...move remote and relocate. We're seeing this huge diaspora of sales talent and also a huge equalization of companies, and that's interesting both from a compensation perspective, because we'll see more equalization of that, but also a little bit scary from a talent competition perspective, because now you're not just competing with your neighbors, you're competing across the country. Absolutely all right, perfect. So let's Change Direction here a little bit ask all of our guys kind of too standard questions towards the end of each interview. The first is simply as a revenue exact that means your prospect for a lot of people out there, and I'm always curious when somebody doesn't have that referral into you, that trusted reference or hey, you really should talk to this person. How does somebody effectively for you personally, capture your attention and earn the right to time on your calendar? The Big One is anchoring on on something that I've publicly said I care about it. This shouldn't be a surprise to sales professionals, but calling up somebody with the CEO title and just assuming you know what they care about is it is a quick way to get your email tossed into the junk folder. But we make public comments all the time about what we focus on, whether it's personal like hey, electronic music, or professional post about what we're hiring for, what we're working on, and if you anchor on that and you leverage that, is clear you're listening to me and you know what my business is about, and that that gets you that first call. Absolutely love it. Okay, and last question. We call it our acceleration insight. There was just one thing, one piece of advice you could tell sales professionals that you believe, if they adhere to or listen to, would help them to achieve or exceed their targets. What would it be and why? Totally you've got to Adam metric that you're probably not tracking. You're probably already tracking time to close, but you need to start tracking time to lose and get that number as short as possible. I love that. Every rep has crappy deals that are sitting in their pipeline that they hope against hope will close and you got to get those out. Stop wasting time. So get it to close lost as soon as you can and keep your pipeline lean and clean. Perfect,...

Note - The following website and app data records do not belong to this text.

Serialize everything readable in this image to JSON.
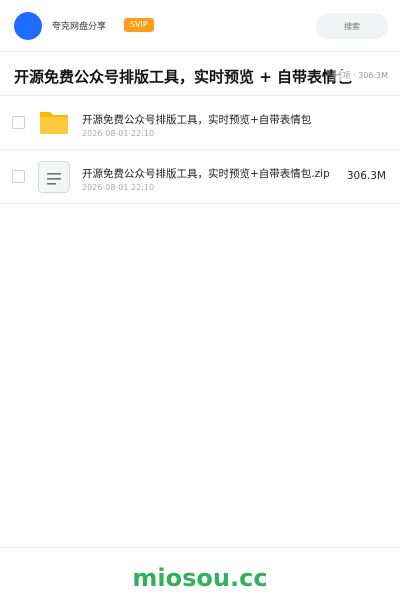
{
  "header": {
    "sharer_name": "夸克网盘分享",
    "badge": "SVIP",
    "search_placeholder": "搜索"
  },
  "share": {
    "title": "开源免费公众号排版工具，实时预览 + 自带表情包",
    "meta": "项 · 306.3M"
  },
  "files": [
    {
      "name": "开源免费公众号排版工具，实时预览+自带表情包",
      "date": "2026-08-01 22:10",
      "size": "",
      "icon": "folder-icon"
    },
    {
      "name": "开源免费公众号排版工具，实时预览+自带表情包.zip",
      "date": "2026-08-01 22:10",
      "size": "306.3M",
      "icon": "zip-file-icon"
    }
  ],
  "footer": {
    "brand": "miosou.cc"
  },
  "colors": {
    "accent_blue": "#1e6bff",
    "svip_orange": "#ff9c1a",
    "folder_yellow": "#ffc83d",
    "brand_green": "#33b05a"
  }
}
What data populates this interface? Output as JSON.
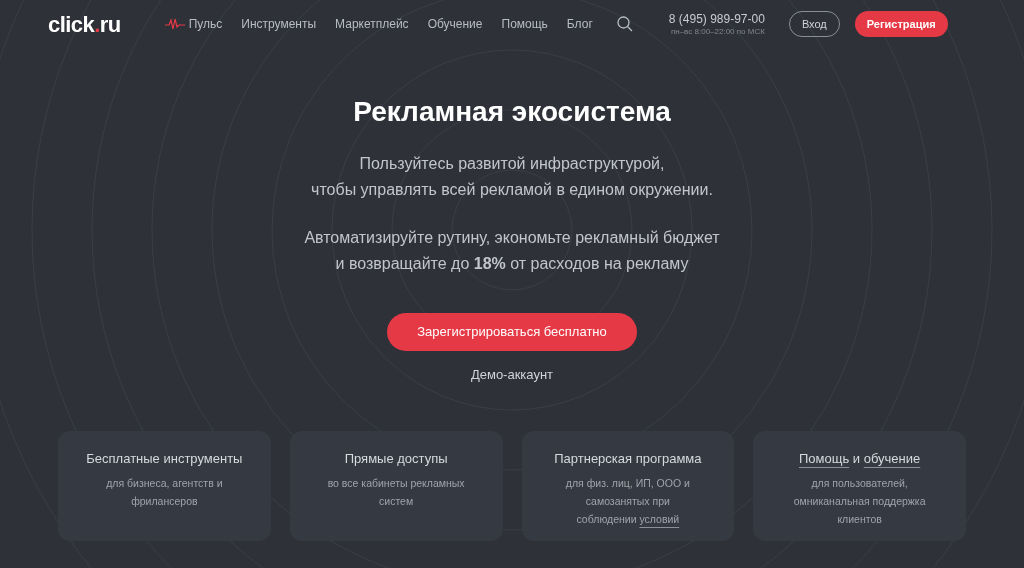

Joseph is, if a listeners interested in touching basic you talking more about these topics that we've touched on today? Where do you want us to send them to? Linked in a specific website? Where where you want us to direct them totally? I mean they can always had our website. You've are O U V, a rorocom and we're on most social media platforms, as you've are o life and it can also hit me up. I'm on Linkedin at Joseph phunk perfect. Just so, I can't thank you enough for being on the show today. It's been an absolute pleasure. My pleasure, Chad. This was such a great chat. Thanks for having me. All right, everybody that does it for this episode, you know, the drill be to be Rev exactcom sure with friends, family, Co workers, writers, review on Itunes if you like what you hear. Until next time. We have value selling associates, which we all nothing but the greatest success you've been listening to the BB revenue executive experience. To ensure that you never miss an episode, subscribe to the show and Itunes or your favorite podcast player. Thank you so much for listening. Until next time,.

In-Stream Audio Search

NEW

Search across all episodes within this podcast

Episodes (256)